Volunteers join conservationists across Central America in annual bat survey
At sunset on December 11 and 12, Conservation volunteers in Barra Honda found themselves deep in the woods setting up mist nets to see which species of bats could be caught. At the same time throughout the rest of Central America, for the third consecutive year, researchers, biologists, volunteers and bat enthusiasts were doing the same.
The Meso-American Bat Survey, or Conteo de Navidad, is carried out annually in the weeks leading up to Christmas in every country ranging from southern Mexico through to Panama as part of the Central American Strategy for Bat Conservation (Estrategia Centroamerican para la Conservación de Murciélagos). The aim of the survey is for researchers to unite across international borders in order to better understand the various bat species within each region.
In Costa Rica, the survey takes place at various points throughout the country and includes a variety of ecosystems, including the tropical dry forest, rainforest, and cloud forest. The Programme for Bat Conservation of Costa Rica, or Programa para la Conservacion de Murcielagos de Costa Rica, (PCMCR) oversaw the surveys carried out in ten national parks and land reserves throughout the country.
Due to the extensive cave system and variety of forest and fauna found within its limits, Barra Honda National Park provides the ideal habitat for a large number of bat species, making it an important site for bat research. During the Christmas survey, Projects Abroad Conservation volunteers worked alongside local students and researchers setting traps at various points around the park with diverse geographical features.
By observing roosts, as well as utilising mist nets and harp traps to document a wide variety of bat species, participants ultimately captured 19 different species and 260 individuals at five different points across two nights.
Projects Abroad volunteers accompanied researchers on Friday night to survey an area known as La Palma, a spot distinguished by its mountainous pass and the stream running through it. Mist nets – thin black nylon nets that reach the ground and resemble tall volleyball nets – were placed around the water source to capture low-flying species of bats. A thinner trap, 2-3 meters high with nylon strings, known as a ‘harp trap’ was placed at the top of the mountain to capture high-flying species.
At the end of the night, ten individuals representing four different species were documented in La Palma, including the Centurio Senex, a rare capture for the area.

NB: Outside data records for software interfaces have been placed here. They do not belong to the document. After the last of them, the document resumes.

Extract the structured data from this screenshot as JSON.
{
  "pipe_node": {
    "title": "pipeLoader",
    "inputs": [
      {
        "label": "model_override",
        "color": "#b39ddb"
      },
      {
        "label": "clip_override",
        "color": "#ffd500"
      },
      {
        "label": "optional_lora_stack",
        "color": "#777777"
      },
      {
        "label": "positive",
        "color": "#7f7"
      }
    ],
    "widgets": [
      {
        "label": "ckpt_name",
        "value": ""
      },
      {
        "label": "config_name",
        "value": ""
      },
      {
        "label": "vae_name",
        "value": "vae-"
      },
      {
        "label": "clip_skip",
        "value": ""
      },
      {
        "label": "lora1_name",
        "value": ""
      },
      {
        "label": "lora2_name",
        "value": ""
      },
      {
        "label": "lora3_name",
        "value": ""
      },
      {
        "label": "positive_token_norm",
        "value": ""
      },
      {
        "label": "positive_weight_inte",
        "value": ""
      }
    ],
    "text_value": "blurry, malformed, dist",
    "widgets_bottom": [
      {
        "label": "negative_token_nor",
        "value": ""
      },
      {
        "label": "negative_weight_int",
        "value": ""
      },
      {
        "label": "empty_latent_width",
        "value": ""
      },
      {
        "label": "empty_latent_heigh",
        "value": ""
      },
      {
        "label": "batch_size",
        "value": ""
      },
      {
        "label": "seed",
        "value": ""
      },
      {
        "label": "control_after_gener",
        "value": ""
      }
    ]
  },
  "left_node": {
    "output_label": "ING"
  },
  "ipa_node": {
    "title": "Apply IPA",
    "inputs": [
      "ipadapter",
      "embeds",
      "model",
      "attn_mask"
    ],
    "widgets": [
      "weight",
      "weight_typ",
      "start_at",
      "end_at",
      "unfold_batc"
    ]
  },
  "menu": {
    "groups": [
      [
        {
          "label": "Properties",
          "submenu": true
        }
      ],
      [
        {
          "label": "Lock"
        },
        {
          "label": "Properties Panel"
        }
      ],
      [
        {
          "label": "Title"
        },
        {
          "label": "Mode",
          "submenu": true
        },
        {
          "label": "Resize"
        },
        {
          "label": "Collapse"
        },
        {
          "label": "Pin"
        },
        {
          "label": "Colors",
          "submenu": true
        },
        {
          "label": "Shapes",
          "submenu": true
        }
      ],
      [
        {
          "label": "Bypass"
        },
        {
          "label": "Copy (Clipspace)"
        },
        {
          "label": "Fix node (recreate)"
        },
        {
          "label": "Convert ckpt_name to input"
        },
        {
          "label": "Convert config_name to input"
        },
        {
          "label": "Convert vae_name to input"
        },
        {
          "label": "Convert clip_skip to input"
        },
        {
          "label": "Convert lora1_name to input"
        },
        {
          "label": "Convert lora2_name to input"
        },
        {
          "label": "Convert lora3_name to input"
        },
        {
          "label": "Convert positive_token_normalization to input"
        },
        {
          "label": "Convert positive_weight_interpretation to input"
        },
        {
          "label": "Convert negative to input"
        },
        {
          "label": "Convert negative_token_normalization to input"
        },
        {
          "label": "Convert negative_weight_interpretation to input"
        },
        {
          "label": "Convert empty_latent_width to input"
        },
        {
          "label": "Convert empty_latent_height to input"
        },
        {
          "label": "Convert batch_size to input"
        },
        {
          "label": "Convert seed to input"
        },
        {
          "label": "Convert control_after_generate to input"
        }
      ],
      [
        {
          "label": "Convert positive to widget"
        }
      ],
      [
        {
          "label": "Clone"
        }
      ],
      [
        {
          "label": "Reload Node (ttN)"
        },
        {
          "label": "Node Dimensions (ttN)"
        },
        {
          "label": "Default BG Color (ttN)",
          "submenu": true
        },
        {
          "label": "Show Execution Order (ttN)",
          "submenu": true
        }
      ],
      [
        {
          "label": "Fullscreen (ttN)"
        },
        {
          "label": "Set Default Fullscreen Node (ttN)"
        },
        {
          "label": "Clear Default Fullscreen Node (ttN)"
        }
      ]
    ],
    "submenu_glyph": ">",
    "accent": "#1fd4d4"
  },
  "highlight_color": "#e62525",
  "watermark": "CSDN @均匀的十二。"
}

The Christmas bat surveys carried out in Barra Honda fall among a variety of investigations aimed at better understanding the diversity of bat species and their role within the local ecosystem. Led by Projects Abroad researchers, Eduardo Artavia Duran and Oscar Cubero Vazquez, with the support of Conservation volunteers, the research has taken on multiple perspectives since beginning in 2010. The studies range from investigations of bats’ diets to Artavia’s discovery that the pygmy fruit-eating bat roosts in the leaves of the Panama tree, a phenomenon unique to the species of both bat and tree.
Current studies focus on bat populations living in the cave system within the park. The investigations have resulted in multiple publications in scientific journals in Costa Rica and North America, as well as recent presentations at an international research conference focusing on the tropical dry forest.
Artavia states: “One of the recent articles, titled Bats of Barra Honda National Park, talks about the different species that we have found, where they live, where they were captured, the indexes, the ecological information of Barra Honda, where they are normally found, as well as other general observations.”
When Projects Abroad volunteers first began assisting experts in carrying out bat surveys in 2010, only around 25 species were known to inhabit the area. To date, volunteers have assisted in the identification and documentation of just under 50 different species of bats within the park, including a diverse mix of insectivores, fructivores and vampire bats. To put this in perspective, the United States and Canada combined are estimated to have around 40 different species.
“When you say that you have been working in a single area for five years and show that you have made large steps, the outside community begins to see that the work that we are doing is significant, that it has a scientific nature,” states Artavia. “Barra Honda has caves with thousands of bats linked to other important bat conservation sites throughout Latin America. Thanks to the research that we are doing here, the caves will also be highlighted as an important site. This opens the door for Barra Honda, for Projects Abroad and for the volunteers,” he continues.
As primary seed-dispersers, bats play an enormous role in reforestation. Therefore, knowledge of their habits and populations provide us with the necessary tools for the protection of forests and the wildlife that inhabits them. Being aerial mammals, bats are able to cover large territories. As such, investigations that cross international borders, such as the Meso-American Christmas Survey, are vital not only to the conservation of bats, but to the ecosystems that they support.